As an investor, you can screen for good governance practices, as you would for environmental and social factors.
What does poor governance look like?
A poorly governed company could be one that’s involved in legally or ethically questionable practices, that opens itself up to bribery or corruption, or one that doesn’t adequately address long-term risks to its business, such as the risks presented by climate change.
Just like environmental and social issues, corporate governance issues also regularly hit the headlines.
Take Volkswagen Group, a perfect example of the negative consequences that can stem from poor governance.
It was revealed in 2015 that the company had cheated emissions tests on more than 10 million of its diesel cars.
Volkswagen had to pay billions of dollars in criminal and civil penalties related to the scandal, which had a significant impact on shareholders.
Even today, the company’s share price hasn’t fully recovered.
CEOs’ salaries under scrutiny
Senior executives’ pay and bonuses are set by boards, and this is a contentious issue, which often comes up for discussion.
Regulators in many countries require publicly-traded companies to allow shareholders to vote on executive compensation packages.
Certain compensation structures work against the long-term interest of shareholders.
Recently, Norway’s influential US$900 billion sovereign wealth fund announced it would focus on curbing excessively high executive salaries at its investee companies.
Diversity is profitable
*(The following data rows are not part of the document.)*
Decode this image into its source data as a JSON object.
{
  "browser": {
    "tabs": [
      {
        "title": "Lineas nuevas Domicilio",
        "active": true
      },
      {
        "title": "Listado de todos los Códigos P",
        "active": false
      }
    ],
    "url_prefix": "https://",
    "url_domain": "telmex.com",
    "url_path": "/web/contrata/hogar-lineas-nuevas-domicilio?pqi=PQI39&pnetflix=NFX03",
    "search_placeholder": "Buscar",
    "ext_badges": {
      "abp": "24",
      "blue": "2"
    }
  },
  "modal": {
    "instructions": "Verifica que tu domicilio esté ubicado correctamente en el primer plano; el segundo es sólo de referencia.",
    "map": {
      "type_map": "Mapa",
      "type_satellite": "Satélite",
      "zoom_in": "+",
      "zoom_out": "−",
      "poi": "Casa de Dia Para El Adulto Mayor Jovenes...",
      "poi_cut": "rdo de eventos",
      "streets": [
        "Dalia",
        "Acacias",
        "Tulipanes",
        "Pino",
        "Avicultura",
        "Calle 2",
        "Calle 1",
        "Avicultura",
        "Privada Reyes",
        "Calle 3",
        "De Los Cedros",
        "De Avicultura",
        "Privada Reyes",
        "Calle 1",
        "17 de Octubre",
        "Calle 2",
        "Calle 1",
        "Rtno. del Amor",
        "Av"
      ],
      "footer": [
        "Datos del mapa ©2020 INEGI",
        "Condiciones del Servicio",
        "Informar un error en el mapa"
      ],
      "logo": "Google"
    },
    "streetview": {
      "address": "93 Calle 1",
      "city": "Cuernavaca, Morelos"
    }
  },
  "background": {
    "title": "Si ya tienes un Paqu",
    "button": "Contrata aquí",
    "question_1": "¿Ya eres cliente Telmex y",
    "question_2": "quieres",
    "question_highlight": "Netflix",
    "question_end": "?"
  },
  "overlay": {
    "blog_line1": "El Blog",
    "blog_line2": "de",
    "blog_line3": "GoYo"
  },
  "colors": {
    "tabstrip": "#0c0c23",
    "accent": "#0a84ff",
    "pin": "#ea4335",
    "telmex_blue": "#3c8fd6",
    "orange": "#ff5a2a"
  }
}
Gender diversity and gender equity are other high-profile governance issues.
Many institutional shareholders are demanding more women on corporate boards and in executive positions, and want to see equal pay and career prospects for women.
Research from Morgan Stanley shows that a better balance of men and women in the workplace can deliver returns with less volatility, meaning that gender diversity is actually profitable for companies and investors.
In New Zealand, corporate diversity is still lacking on most major company boards. Most are made up primarily of older white men, which is probably not reflective of the needs of the business.
In 2022, New Zealand’s top 50 public companies (NZX 50) have an average of seven board members per company. The average representation of females is two, or in other words, 30 per cent of board directors are women.
Only five out of those 50 companies have majority female directors.
It’s even worse when we look at company leadership. Only four companies in the NZX 50 are led by a woman – PushPay, Sky TV, Spark and, more recently, Auckland Airport.
There are more CEOs called Peter than there are women!
However, there are also some great governance stories in New Zealand.
One is Auckland Airport. Despite having a tough couple of years financially, it’s a leader in corporate governance.
Global research house MSCI says Auckland Airport “falls into the highest scoring range relative to global peers”. It went on to say that its governance practices are well aligned with investor interests. Not only does the company have a female CEO, it has majority female representation on its board. This is, unfortunately, unusual in New Zealand.
What is the ideal board?
The ideal board is one with:
- gender balance
- a mix of independent and non-independent directors
- members from different backgrounds
- a variety of ages
- differing skills and expertise.
A diverse board leads to a company making effective decisions, guidance, and risk management. Having a diverse board of directors is a key element to a company’s success.
There are far-reaching effects to good corporate governance. It fosters a culture of integrity and leads to a positive performing and sustainable business.
There have been many studies done that show a positive correlation between good governance and corporate performance, measured in both financial terms and non-financial metrics.
Investors have started noticing this correlation, too. Now, more than ever, they’re demanding better corporate governance from the companies they invest in.
Informed Investor's content comes from sources that Informed Investor magazine considers accurate, but we do not guarantee its accuracy. Charts in Informed Investor are visually indicative, not exact. The content of Informed Investor is intended as general information only, and you use it at your own risk.